Ray moved closer, breathing out white puffs of airs. "Could warm you up."
Vecchio's lips looked soft, and maybe he was annoying and he dressed way too good for a cop, but his eyes were dark and hungry, and he understood, and if Ray could just let go of what he'd thought he wanted, this might be okay.
Everything moved in slow motion — even the snowflakes dawdled downward. When their mouths were about an inch apart, Vecchio put the brakes on. "Here?"
"Shut up." Ray leaned forward and touched his lips to Vecchio's, gentle and warm, and stayed like that for a second —
It was too careful. It wasn't going to work if they couldn't get some traction, some momentum. Yeah, Ray knew all about momentum. He opened his mouth and Vecchio mirrored him, and then Ray licked in and pressed closer, plastering his body up against Vecchio's, his thigh against Vecchio's crotch, needing to prove he wasn't damaged beyond repair, that this crazy thing could work.
Vecchio grunted and slid his arms around Ray, crumpling his too-thin winter coat, and then they were kissing — as if they'd been counting the steps, counting the beat one-two-three, and now they were really dancing by instinct, alive with the music.
Ray rested one hand on Vecchio's waist and clutched the back of Vecchio's soft woolen hat with the other, angling his head and kissing him hard, tasting excitement and beer.
Vecchio broke away, breathless. "Don't waste any time, do you?"
Ray snorted. "It was your idea." He kissed him again, hot and sweet, and Vecchio's fingers brushed his cheek. Then, "Good idea."
Vecchio groaned and pushed his hips forward — just the right amount of pressure, oh yeah. "Touch me."
"Not here." Ray nipped his jaw. "Besides, maybe I don't — " Nip. " — put out — " Lick. " — on the first date." He pulled back a little and watched fascinated as Vecchio's tongue slid over his lip.
"Yeah, maybe." Vecchio's voice was dry with mockery.
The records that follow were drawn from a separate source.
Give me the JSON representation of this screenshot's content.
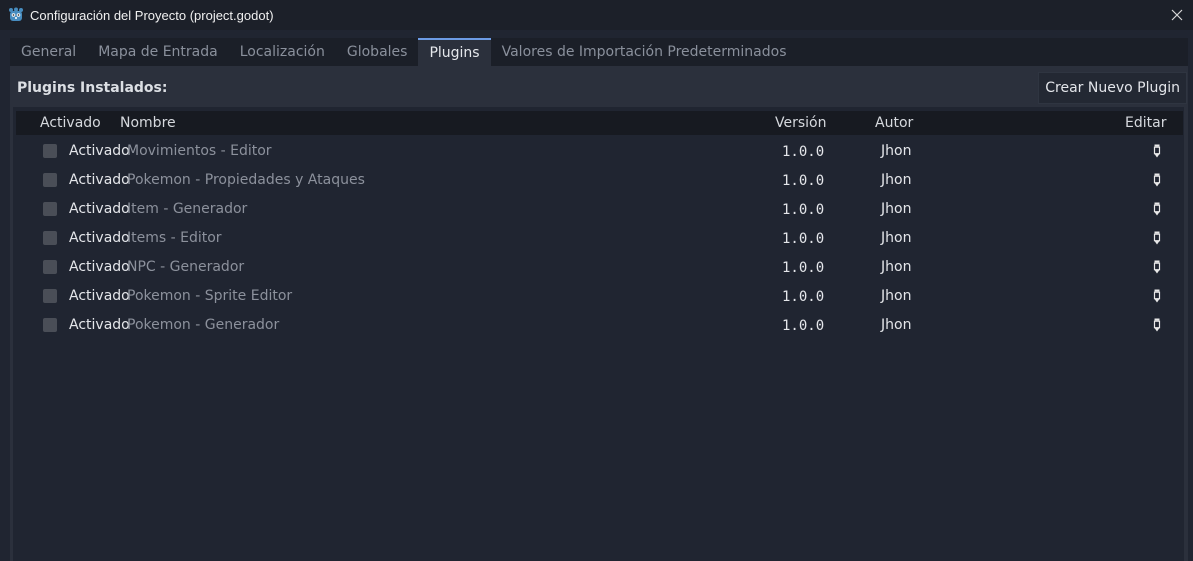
{
  "window": {
    "title": "Configuración del Proyecto (project.godot)",
    "app_icon": "godot-icon",
    "close_icon": "close-icon"
  },
  "tabs": [
    {
      "label": "General",
      "active": false
    },
    {
      "label": "Mapa de Entrada",
      "active": false
    },
    {
      "label": "Localización",
      "active": false
    },
    {
      "label": "Globales",
      "active": false
    },
    {
      "label": "Plugins",
      "active": true
    },
    {
      "label": "Valores de Importación Predeterminados",
      "active": false
    }
  ],
  "plugins_panel": {
    "title": "Plugins Instalados:",
    "create_button": "Crear Nuevo Plugin",
    "columns": {
      "enabled": "Activado",
      "name": "Nombre",
      "version": "Versión",
      "author": "Autor",
      "edit": "Editar"
    },
    "rows": [
      {
        "enabled_label": "Activado",
        "checked": false,
        "name": "Movimientos - Editor",
        "version": "1.0.0",
        "author": "Jhon"
      },
      {
        "enabled_label": "Activado",
        "checked": false,
        "name": "Pokemon - Propiedades y Ataques",
        "version": "1.0.0",
        "author": "Jhon"
      },
      {
        "enabled_label": "Activado",
        "checked": false,
        "name": "Item - Generador",
        "version": "1.0.0",
        "author": "Jhon"
      },
      {
        "enabled_label": "Activado",
        "checked": false,
        "name": "Items - Editor",
        "version": "1.0.0",
        "author": "Jhon"
      },
      {
        "enabled_label": "Activado",
        "checked": false,
        "name": "NPC - Generador",
        "version": "1.0.0",
        "author": "Jhon"
      },
      {
        "enabled_label": "Activado",
        "checked": false,
        "name": "Pokemon - Sprite Editor",
        "version": "1.0.0",
        "author": "Jhon"
      },
      {
        "enabled_label": "Activado",
        "checked": false,
        "name": "Pokemon - Generador",
        "version": "1.0.0",
        "author": "Jhon"
      }
    ],
    "edit_icon": "pencil-icon"
  },
  "colors": {
    "accent": "#6d9ce6",
    "background": "#202531",
    "panel": "#2b303c"
  }
}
Ray grinned. "Shut up." And leaned in to kiss him again.
Long, slow, hot kisses, and Ray forgot about the snow and the bar and the last three months of misery, focused instead on now and want and Jesus! Vecchio snuck his fingers in under Ray's coat, his sweater, and Ray nearly jumped out of his skin at the smooth slide of icy cold hand across his lower back. "Christ," he gasped. "Okay, yeah — "
"Not here," Vecchio murmured in his ear, and Ray knew he was right, but he had to rest his head on Vecchio's shoulder for a long minute before he could pull himself together enough to step away.
"Fine, let's get out of here, then." Ray pulled his coat tight around himself and tried to get his composure back. He couldn't let Vecchio see how much he wanted this — it was one thing to turn to the guy for sex because he was horny, because they had something in common and hey, why not? It was something else entirely to need it. Had to hide that. Desperation was not pretty: if Stella had taught him anything, she'd taught him that.
He glanced around, but no one was looking, thank Christ. There was a couple getting into their car on the other side of the parking lot and half a dozen people clustered around the entrance of the bar, smoking and chattering. No one paying him and Vecchio any attention at all.
Then he looked back at Vecchio, who was watching him warily, waiting for a reaction. Ray knew he could see the defenses coming up. Vecchio could see right through him. Vecchio — who belonged in Chicago as much as Ray did, whose family were whacked but warm-hearted, and who was the only person who knew where Ray was coming from. Vecchio, who could kiss like an angel, and Ray wasn't in any position to walk away from that, no matter how much pride it cost him or how complicated it would inevitably get.
He let his gaze slide sideways, distracted by the snow. The tan sedan was squat and ugly under the sodium orange streetlights. Ray said the first thing that came into his head: "We're gonna have to find you another Riv."
Vecchio's laugh cracked the air. "Now you're talking!" He leered a little and turned to unlock the car door. "Come on, I'll drive you home."
"Yeah," said Ray. "Yeah, okay."